I’m nearing the end of the Club Carlson Global Traveler program; a 3-week, 8-country adventure through Europe, paid for and compensated by Club CarlsonSM (now Radisson Rewards). During the trip, I’m exploring the world of hotel points and how to take advantage of accommodations and upgrades with various strategies.
While in Kiev, Active Ukraine also sponsored a tour I did.
In all cases, opinions expressed herein are my own; don’t worry – I haven’t sold my soul.
This post was originally published in 2013. It has since been updated for accuracy of links and content.
If Berlin was too quick with only two days, then Kiev was almost a joke with just over 24 hours to “discover” the place. Regardless, I think I did a pretty good job.
The Radisson Blu Hotel in the Podil area of Kiev was beautifully situated in the best area for walking and exploring; which is exactly what I did. Although I was ambivalent about Kiev the first time I blew through (in 2011 during the Ultimate Train Challenge), and even more ambivalent about my return (with brutal connecting flights awaiting me from Kiev to Corsica that kept me awake at night), two hours of wandering had me sold; Kiev is a vibrant place full of contrast and contradiction.
Expecting Kiev to be the coldest destination yet, I was pleasantly surprised that it was one of the warmest places, and even more surprised to discover they had snow the week prior. The gorgeous autumn colours leant no indication of the previous snowfall, and I’m grateful for the good-weather-bubble that seems to have followed me through this entire European tour.
Borscht me Up, Baby!
The first thing I did when I knew I was coming to Ukraine was to contact my friends at Active Ukraine, a tour company I became acquainted with during my last visit to the country in 2011 during the Ultimate Train Challenge, when they took me hiking in the Carpathian mountains for a few days.
With only 24 hours in Kiev, and no listed tours on the site that fit the bill on my one free day, I simply emailed them and asked what they could do for me, while expressing my love of Ukrainian food and hope for some sort of culinary tour.
They delivered – and not just because I’m a travel writer. In fact many of their tours are customized, so if you’re going to the Ukraine, I can’t recommend them highly enough.
*(end shameless plug that I was totally not put up to)
Ukrainian sisters Lesya and Julia invited me into their home for an afternoon of Ukrainian cooking and eating and fellowship.
We started off drinking uzvar (a drink of boiled fruits and berries that reminded me of Christmas), and enjoying a bowl of borscht (a beet soup). Ukrainians are very protective of their borscht recipes, which are as unique to the cook as eye or hair colour.

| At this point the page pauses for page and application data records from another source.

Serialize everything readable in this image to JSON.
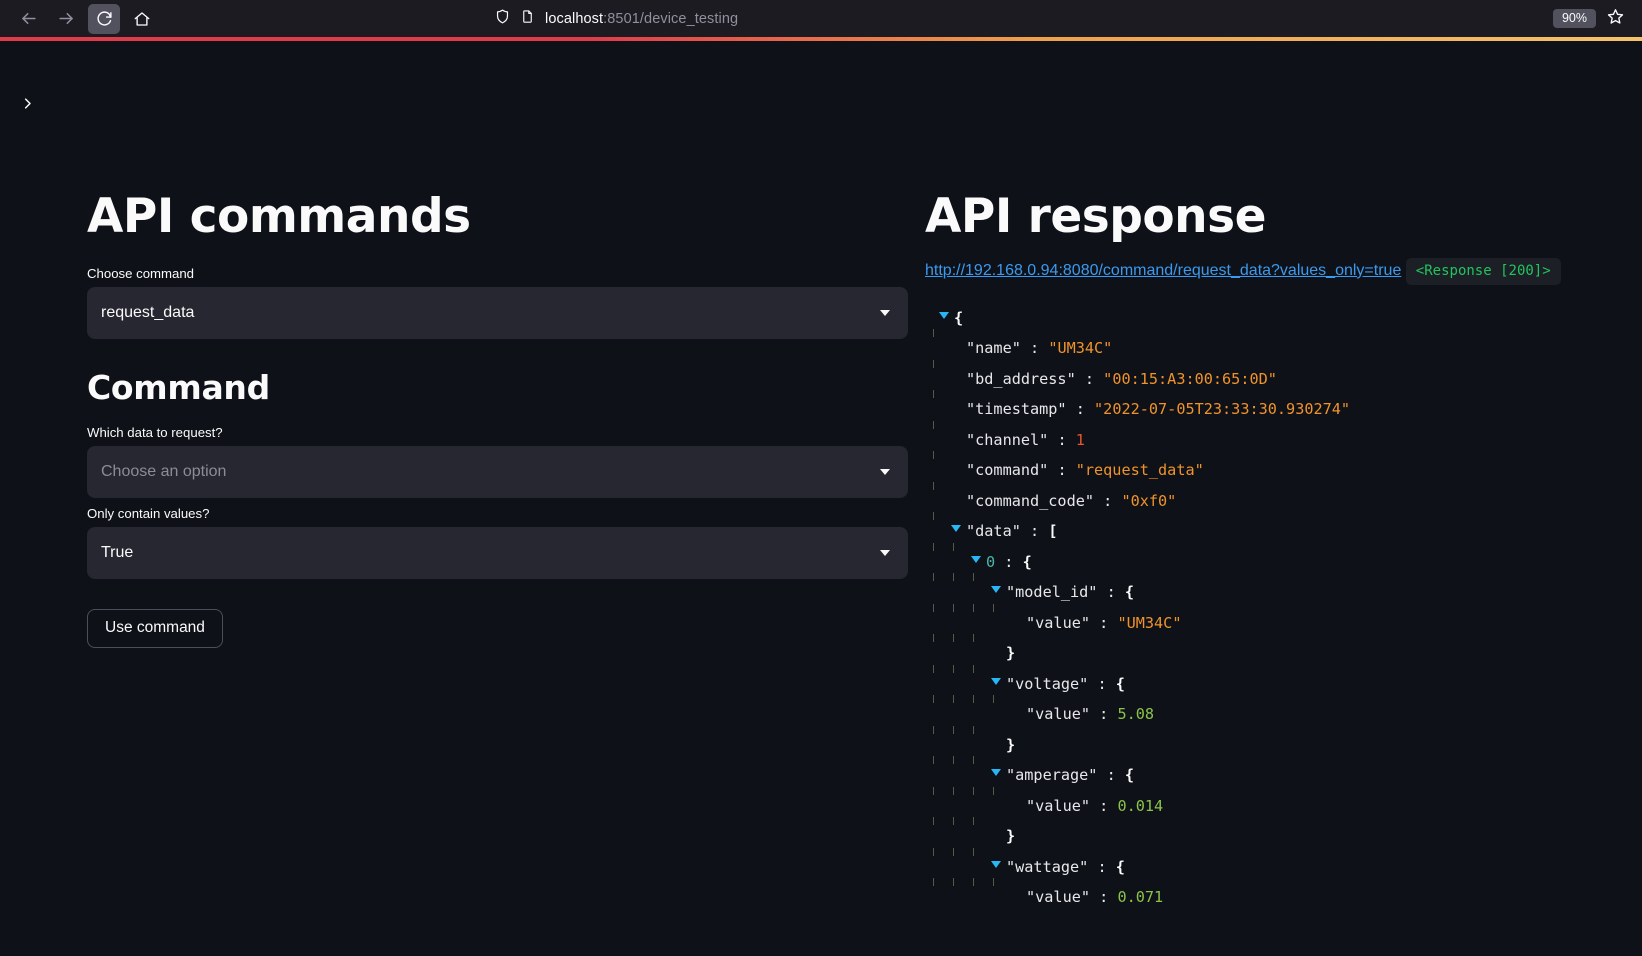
{
  "browser": {
    "back_icon": "arrow-left-icon",
    "forward_icon": "arrow-right-icon",
    "reload_icon": "reload-icon",
    "home_icon": "home-icon",
    "shield_icon": "shield-icon",
    "page_icon": "page-icon",
    "url_prefix": "localhost",
    "url_suffix": ":8501/device_testing",
    "zoom_level": "90%",
    "bookmark_icon": "star-icon"
  },
  "sidebar": {
    "expand_icon": "chevron-right-icon"
  },
  "left": {
    "title": "API commands",
    "choose_command_label": "Choose command",
    "choose_command_value": "request_data",
    "command_title": "Command",
    "which_data_label": "Which data to request?",
    "which_data_value": "Choose an option",
    "only_values_label": "Only contain values?",
    "only_values_value": "True",
    "use_command_button": "Use command"
  },
  "right": {
    "title": "API response",
    "request_url": "http://192.168.0.94:8080/command/request_data?values_only=true",
    "response_status": "<Response [200]>"
  },
  "json": {
    "open_brace": "{",
    "close_brace": "}",
    "open_bracket": "[",
    "colon": ":",
    "rows": {
      "name_key": "\"name\"",
      "name_val": "\"UM34C\"",
      "bd_address_key": "\"bd_address\"",
      "bd_address_val": "\"00:15:A3:00:65:0D\"",
      "timestamp_key": "\"timestamp\"",
      "timestamp_val": "\"2022-07-05T23:33:30.930274\"",
      "channel_key": "\"channel\"",
      "channel_val": "1",
      "command_key": "\"command\"",
      "command_val": "\"request_data\"",
      "command_code_key": "\"command_code\"",
      "command_code_val": "\"0xf0\"",
      "data_key": "\"data\"",
      "index_0": "0",
      "model_id_key": "\"model_id\"",
      "value_key": "\"value\"",
      "model_id_val": "\"UM34C\"",
      "voltage_key": "\"voltage\"",
      "voltage_val": "5.08",
      "amperage_key": "\"amperage\"",
      "amperage_val": "0.014",
      "wattage_key": "\"wattage\"",
      "wattage_val": "0.071"
    }
  }
}
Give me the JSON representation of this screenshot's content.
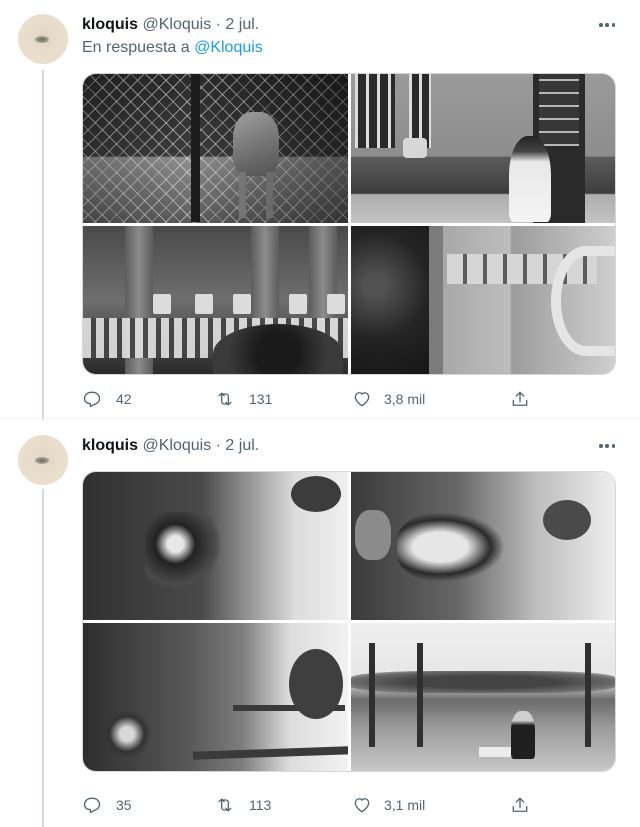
{
  "tweets": [
    {
      "name": "kloquis",
      "handle": "@Kloquis",
      "separator": "·",
      "date": "2 jul.",
      "reply_prefix": "En respuesta a",
      "reply_handle": "@Kloquis",
      "stats": {
        "replies": "42",
        "retweets": "131",
        "likes": "3,8 mil"
      }
    },
    {
      "name": "kloquis",
      "handle": "@Kloquis",
      "separator": "·",
      "date": "2 jul.",
      "stats": {
        "replies": "35",
        "retweets": "113",
        "likes": "3,1 mil"
      }
    }
  ],
  "icons": {
    "more": "more-dots-icon",
    "reply": "reply-icon",
    "retweet": "retweet-icon",
    "like": "heart-icon",
    "share": "share-icon"
  },
  "colors": {
    "text": "#0f1419",
    "secondary": "#536471",
    "link": "#1d9bf0",
    "thread_line": "#cfd9de"
  }
}
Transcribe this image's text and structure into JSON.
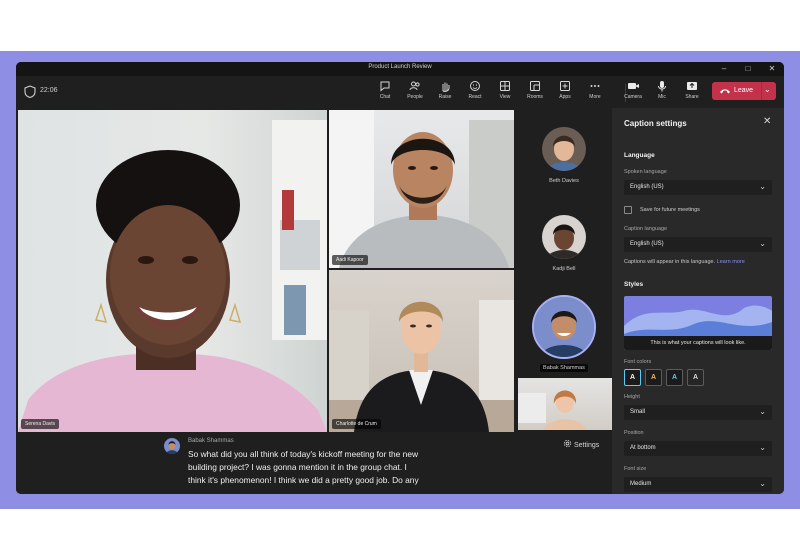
{
  "window": {
    "title": "Product Launch Review"
  },
  "toolbar": {
    "timer": "22:06",
    "items": [
      {
        "label": "Chat",
        "icon": "chat-icon"
      },
      {
        "label": "People",
        "icon": "people-icon"
      },
      {
        "label": "Raise",
        "icon": "raise-hand-icon"
      },
      {
        "label": "React",
        "icon": "react-icon"
      },
      {
        "label": "View",
        "icon": "view-icon"
      },
      {
        "label": "Rooms",
        "icon": "rooms-icon"
      },
      {
        "label": "Apps",
        "icon": "apps-icon"
      },
      {
        "label": "More",
        "icon": "more-icon"
      }
    ],
    "devices": [
      {
        "label": "Camera",
        "icon": "camera-icon"
      },
      {
        "label": "Mic",
        "icon": "mic-icon"
      },
      {
        "label": "Share",
        "icon": "share-icon"
      }
    ],
    "leave_label": "Leave"
  },
  "participants": {
    "main": "Serena Davis",
    "grid": [
      "Aadi Kapoor",
      "Charlotte de Crum"
    ],
    "roster": [
      "Beth Davies",
      "Kadji Bell",
      "Babak Shammas"
    ]
  },
  "captions": {
    "speaker": "Babak Shammas",
    "lines": [
      "So what did you all think of today's kickoff meeting for the new",
      "building project? I was gonna mention it in the group chat. I",
      "think it's phenomenon! I think we did a pretty good job. Do any"
    ],
    "settings_label": "Settings"
  },
  "panel": {
    "title": "Caption settings",
    "language_section": "Language",
    "spoken_label": "Spoken language",
    "spoken_value": "English (US)",
    "save_checkbox": "Save for future meetings",
    "caption_label": "Caption language",
    "caption_value": "English (US)",
    "help_text": "Captions will appear in this language.",
    "learn_more": "Learn more",
    "styles_section": "Styles",
    "preview_text": "This is what your captions will look like.",
    "font_colors_label": "Font colors",
    "font_colors": [
      {
        "letter": "A",
        "fg": "#f5f5f5",
        "bg": "#1b1b1b"
      },
      {
        "letter": "A",
        "fg": "#f7b25b",
        "bg": "#1b1b1b"
      },
      {
        "letter": "A",
        "fg": "#5ec9f5",
        "bg": "#1b1b1b"
      },
      {
        "letter": "A",
        "fg": "#1a1a1a",
        "bg": "#d8d8d8"
      }
    ],
    "height_label": "Height",
    "height_value": "Small",
    "position_label": "Position",
    "position_value": "At bottom",
    "font_size_label": "Font size",
    "font_size_value": "Medium"
  },
  "colors": {
    "leave": "#c4314b",
    "accent": "#8b8df0",
    "frame": "#8e8fe4"
  }
}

Alongside the borscht was salo – a dish they were nervous about serving me since they didn’t know how I’d react. It’s uncooked pig fat, which you put on bread, sprinkle with salt, and garnish with a raw garlic clove. All eyes were on me as I tasted it; of course I’d have pretended to like it even if I didn’t(!), but I was somewhat surprised to genuinely enjoy it. They were even impressed with my brazen consumption of a whole garlic clove – which I made everybody else do as well so we could reek together.
With full bellies, it was time to make varenyky – something I still can’t pronounce – but which is the same as perogies (which is the Russian name). The soft dough (made of flour, egg, milk, and salt) was cut into small rounds, which we pressed out with our thumbs and filled with either a mashed potato and fried onion mixture, or a cottage cheese and egg and dill mixture. We pressed the edges together, tossed them (figuratively speaking) into boiling water, and 10 minutes later we mixed them up with fried onions and oil, doused them in sour cream, and ate to our hearts’ content.
All the while, conversation flowed. It was a fabulous cultural exchange, with me answering as many questions as I asked. If I trod on any cultural boundaries of conversation (which I probably did), Lesya and Julia were gracious and giggly – so it worked well for all of us. I left their home feeling like I had new friends in Ukraine (which happened during my last visit), and I’m excited to try my hand at making varenyky on my own.
Russian Influence in Kiev
As is the case with a lot of Ukrainian food, it depends on who you talk to as to whether it was borne of Ukraine or Russia. (Each country, of course, claims to have created it themselves).
And Kiev in particular seems to have more Russian influence than other parts of Ukraine (like Lviv and the Carpathian mountains, where I spent most of my time a few years ago). In Kiev, most people speak Russian in addition to Ukrainian, Kiev’s values and standards are a little less rigid and “traditional”, and I noticed the way people dress (especially the women, in their tight shorts, beige stockings, and knee-high boots) reminded me more of Moscow than Lviv.
Of course, along with this Russian influence, is a desire among Ukrainians to preserve their culture and have their own identity; something I relate to as a Canadian living in the cultural shadow of the United States.
1 Minute Kiev
I’m sure you’ve come to expect my quirky (at least I think they’re quirky and funny) videos during this hectic trip, so here’s the latest, on my 24 hour adventure in Kiev, Ukraine: